This page provides information about the valuation methods used to derive the customs value of both new and used dutiable motor vehicles.
Excise duty and Goods and Services Tax are levied on the customs value of dutiable motor vehicles. Examples of such vehicles include passenger cars, motorcycles and motor scooters.
New Motor Vehicles
Transaction Value Method
The transaction value method is first considered in establishing the customs value, which is the Cost, Insurance and Freight (CIF) value under incoterms.
To establish the customs value under this method, all other charges incidental to the sale and delivery of the motor vehicle must be added to the transaction value or the price paid or payable for the motor vehicle. Examples of these charges include selling commissions, assists (materials supplied by the importer), packing costs, proceeds of resale accruing to the seller, royalties and licence fees, freight and insurance charges.
If any component of the customs value is settled in a foreign currency, that value should be converted to Singapore dollars using the prevailing Customs exchange rate at the time of import.
Example on the calculation of the customs value:
Company A bought a new car from Supplier B on EXW (Ex-Works) incoterms.
Cost of new car = S$20,000
Cost of inland transportation to port of exportation = S$300
Handling and document charges at port of exportation = S$100
Cost of overseas freight = S$500
Cost of insurance for shipment = S$100
Therefore, the customs value should be the sum of all the costs above, which is S$21,000.
Conditions for Transaction Value Method
Using the transaction value method by Singapore Customs is subject to these conditions:
- There must be evidence of a sale. Such evidence may be in the form of commercial invoices, sale contracts, purchase orders, etc.
- There must not be restrictions on the use of the goods by the buyer.
- The sale or price is not subject to conditions for which a value cannot be determined with respect to the goods being valued.
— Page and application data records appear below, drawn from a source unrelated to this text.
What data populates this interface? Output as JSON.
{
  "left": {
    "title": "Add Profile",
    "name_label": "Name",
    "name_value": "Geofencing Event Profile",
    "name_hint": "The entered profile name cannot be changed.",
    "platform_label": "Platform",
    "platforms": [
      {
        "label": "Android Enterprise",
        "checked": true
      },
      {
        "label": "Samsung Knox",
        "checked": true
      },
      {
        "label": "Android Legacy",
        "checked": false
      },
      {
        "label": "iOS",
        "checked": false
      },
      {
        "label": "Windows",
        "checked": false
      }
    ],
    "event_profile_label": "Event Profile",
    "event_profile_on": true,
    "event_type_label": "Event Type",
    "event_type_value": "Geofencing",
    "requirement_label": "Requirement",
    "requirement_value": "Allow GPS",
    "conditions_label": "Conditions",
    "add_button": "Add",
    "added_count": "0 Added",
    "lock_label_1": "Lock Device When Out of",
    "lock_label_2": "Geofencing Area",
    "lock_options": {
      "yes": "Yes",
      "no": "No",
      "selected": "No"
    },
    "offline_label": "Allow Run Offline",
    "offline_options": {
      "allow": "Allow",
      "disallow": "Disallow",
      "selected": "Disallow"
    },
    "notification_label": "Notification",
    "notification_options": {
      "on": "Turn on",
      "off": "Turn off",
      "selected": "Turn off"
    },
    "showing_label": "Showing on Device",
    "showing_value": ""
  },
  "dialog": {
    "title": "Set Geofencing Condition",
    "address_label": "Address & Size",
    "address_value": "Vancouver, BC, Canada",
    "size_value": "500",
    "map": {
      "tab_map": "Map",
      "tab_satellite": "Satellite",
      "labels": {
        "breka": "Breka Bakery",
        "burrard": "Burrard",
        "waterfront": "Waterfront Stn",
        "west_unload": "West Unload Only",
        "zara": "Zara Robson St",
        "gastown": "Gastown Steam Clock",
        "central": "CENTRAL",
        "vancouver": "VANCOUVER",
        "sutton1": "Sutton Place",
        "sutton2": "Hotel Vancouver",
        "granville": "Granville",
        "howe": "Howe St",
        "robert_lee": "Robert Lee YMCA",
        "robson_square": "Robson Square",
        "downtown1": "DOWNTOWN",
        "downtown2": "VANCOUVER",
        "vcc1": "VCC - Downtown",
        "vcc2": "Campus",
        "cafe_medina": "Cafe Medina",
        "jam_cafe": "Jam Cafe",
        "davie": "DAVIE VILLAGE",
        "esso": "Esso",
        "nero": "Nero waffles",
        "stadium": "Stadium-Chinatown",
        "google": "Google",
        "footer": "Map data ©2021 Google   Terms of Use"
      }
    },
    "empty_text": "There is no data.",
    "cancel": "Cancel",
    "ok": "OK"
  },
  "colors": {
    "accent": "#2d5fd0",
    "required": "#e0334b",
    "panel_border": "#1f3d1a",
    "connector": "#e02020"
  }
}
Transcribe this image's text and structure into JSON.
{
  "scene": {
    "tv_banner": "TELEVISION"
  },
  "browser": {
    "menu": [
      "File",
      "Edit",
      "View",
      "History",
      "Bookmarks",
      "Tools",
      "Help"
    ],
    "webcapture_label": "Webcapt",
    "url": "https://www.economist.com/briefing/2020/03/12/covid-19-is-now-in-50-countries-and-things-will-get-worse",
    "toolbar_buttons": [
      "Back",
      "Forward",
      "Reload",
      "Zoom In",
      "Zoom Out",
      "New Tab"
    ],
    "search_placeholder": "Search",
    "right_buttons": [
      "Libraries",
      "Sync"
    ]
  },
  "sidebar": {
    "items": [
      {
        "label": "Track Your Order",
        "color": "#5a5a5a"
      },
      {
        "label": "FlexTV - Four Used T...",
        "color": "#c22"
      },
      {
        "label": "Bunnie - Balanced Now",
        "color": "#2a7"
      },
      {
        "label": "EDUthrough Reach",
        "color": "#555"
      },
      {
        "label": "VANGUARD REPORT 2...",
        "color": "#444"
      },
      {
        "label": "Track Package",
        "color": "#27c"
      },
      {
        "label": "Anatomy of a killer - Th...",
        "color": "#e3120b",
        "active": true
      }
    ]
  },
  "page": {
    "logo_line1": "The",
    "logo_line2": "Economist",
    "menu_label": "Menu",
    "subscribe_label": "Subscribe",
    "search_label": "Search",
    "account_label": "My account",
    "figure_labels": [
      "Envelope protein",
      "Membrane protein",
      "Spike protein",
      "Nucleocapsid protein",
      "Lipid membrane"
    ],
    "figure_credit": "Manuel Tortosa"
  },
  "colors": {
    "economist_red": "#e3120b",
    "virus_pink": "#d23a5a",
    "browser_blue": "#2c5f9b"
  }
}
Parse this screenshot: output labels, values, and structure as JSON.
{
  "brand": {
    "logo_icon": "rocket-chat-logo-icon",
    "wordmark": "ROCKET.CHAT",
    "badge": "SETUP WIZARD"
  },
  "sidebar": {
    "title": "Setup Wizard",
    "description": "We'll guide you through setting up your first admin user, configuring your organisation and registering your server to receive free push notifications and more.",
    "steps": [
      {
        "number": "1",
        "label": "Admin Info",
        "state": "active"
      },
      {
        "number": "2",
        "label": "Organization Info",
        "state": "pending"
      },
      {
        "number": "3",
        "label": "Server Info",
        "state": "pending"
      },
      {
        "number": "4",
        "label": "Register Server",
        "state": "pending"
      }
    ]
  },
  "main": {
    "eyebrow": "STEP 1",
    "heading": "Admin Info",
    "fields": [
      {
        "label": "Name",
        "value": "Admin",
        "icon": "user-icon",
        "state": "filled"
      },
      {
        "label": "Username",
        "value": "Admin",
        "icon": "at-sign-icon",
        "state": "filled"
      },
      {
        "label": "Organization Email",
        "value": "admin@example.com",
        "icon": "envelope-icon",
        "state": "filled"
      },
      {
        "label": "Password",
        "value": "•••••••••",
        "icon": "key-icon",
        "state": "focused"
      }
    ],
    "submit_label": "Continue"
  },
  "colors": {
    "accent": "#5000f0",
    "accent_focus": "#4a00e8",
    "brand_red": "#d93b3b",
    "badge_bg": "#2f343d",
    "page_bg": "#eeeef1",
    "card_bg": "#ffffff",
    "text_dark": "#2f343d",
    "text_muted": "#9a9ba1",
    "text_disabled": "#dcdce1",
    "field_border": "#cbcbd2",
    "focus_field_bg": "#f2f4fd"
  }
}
Examples include:
- Seller establishes the price of the imported goods on condition that the buyer will also buy other goods in specified quantities
- Price of semi-finished goods is established by the seller on condition that the buyer will give the seller a specified quantity of the finished goods
- It must be shown that the transaction value has not been affected by any relationship between the importer and supplier.
Other Valuation Methods
If the transaction value method cannot be used, the following alternatives will be used to determine the customs value:
- Identical or similar goods value - the transaction value of identical or similar goods sold for export to Singapore.
- Deductive value - the sale price of the goods in Singapore, adjusted for costs incurred after shipment.
- Computed value - the value based on cost of production, general expenses and profits in the country of origin of the imported goods.
- Residual valuation - the value determined by Singapore Customs, based on flexible interpretation of all the previous methods.
Used Motor Vehicles
The customs value of used motor vehicles will depend on the following scenarios:
- Individual owner purchased and used a vehicle in the country of export before importing into Singapore
Depending on the age and condition of the vehicle, Singapore Customs might apply depreciation on the original purchase price. The customs value of the used vehicle would then be the sum of the depreciated purchase price, overseas freight and insurance costs, and all other costs incidental to the delivery of the vehicle to Singapore, such as handling and storage costs.
If a component of the customs value is quoted in foreign currency, it should be converted to Singapore dollars by using the prevailing Customs exchange rate at the time of import.